A sonnet is a form of poem that originated in Europe, mainly Italy, with the poet Giacomo da Lentini being credited with its invention. The most recognisable form of sonnet is that which contains 14 lines and in Italian is known as a “sonetto”, meaning “little sound”.
By the thirteenth century, it was known for being a poem of 14 lines that follows a strict rhyming scheme and a very specific structure. William Shakespeare is one of the most well-known sonnet writers, writing 154 in total, not including those that appear in his plays, with one of his most famous starting “Shall I compare thee to a summer’s day?..” referencing one of the four seasons in a comparison to the beauty of his love just as Denny Bradbury talks of the “Crisp clear air of deepest winter” making her heart “leaden blue” in her poem “Winter Soul from her new collection “De-versify”.

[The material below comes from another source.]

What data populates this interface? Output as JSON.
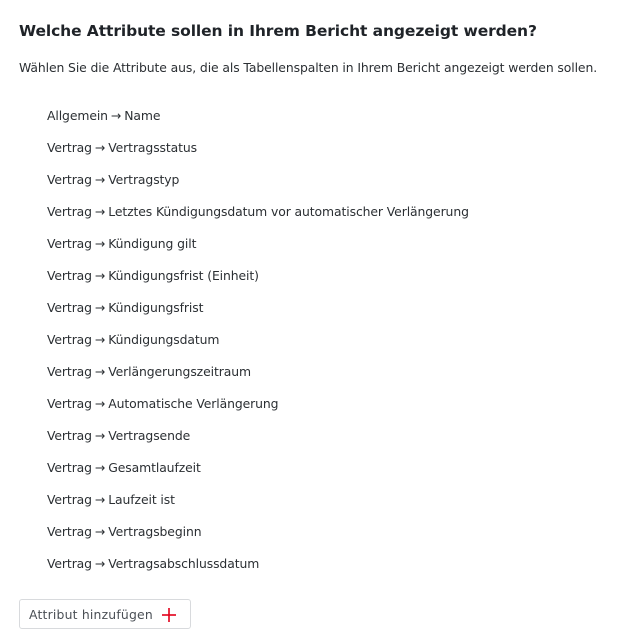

There are many types of sonnets – the Italian (Petrarchan Sonnet – divided into two stanzas, the octave and the answering sestet), Dante’s variation, Spenserian Sonnet, the Urdu sonnet, the Occitan Sonnet, the Modern Sonnet and the English (Shakespearian) Sonnet – three quatrains and a couplet – all of which consist of the 14 lines, with each line made up of ten syllables and written in iambic pentameter, in which a pattern of an unstressed syllable is followed by a stressed syllable and is repeated five times.
The purpose behind a sonnet is to show two related, yet differing things, developing a specific idea in each quatrain or octave with each idea being closely linked to the ideas portrayed in the other quatrains/sestet.
The three main types of Sonnets are the Italian, Spenserian and English sonnets, with the English sonnet being the easiest in terms of its rhyming scheme, calling for pairs of rhyming words rather than groups of four.
A Sonnet is constructed in such a way that its fourteen line dialectical form allows the poet to examine the nature and possible ramifications of two contrasts – be that ideas, emotions, beliefs, actions, states of mind or images – in such a way that the two are juxtaposed, with the tensions sometimes being resolved and in other cases just created but with no resolution. This contrast can be shown at any point in the fourteen line stanza.
One example where the essential element of the sonnet, known as the “volta” meaning the “turn” in subject matter and the introduction of something new occurs can be seen in Sonnet LXXI by Sir Philip Sidney where he delays the reveal of the volta until the final, fourteenth line for dramatic effect. He devotes thirteen lines to extolling how Reason shows that Virtue is the path to follow but concludes with:.
“But,ah,” Desire still cries, “give me some food” – a final line which counteracts Reason’s arguments by stating that Desire is not beholden to Reason.
Sonnets in varying interpretations continue to inspire modern poets today, often only recognisable in the 14 line form it is renowned for.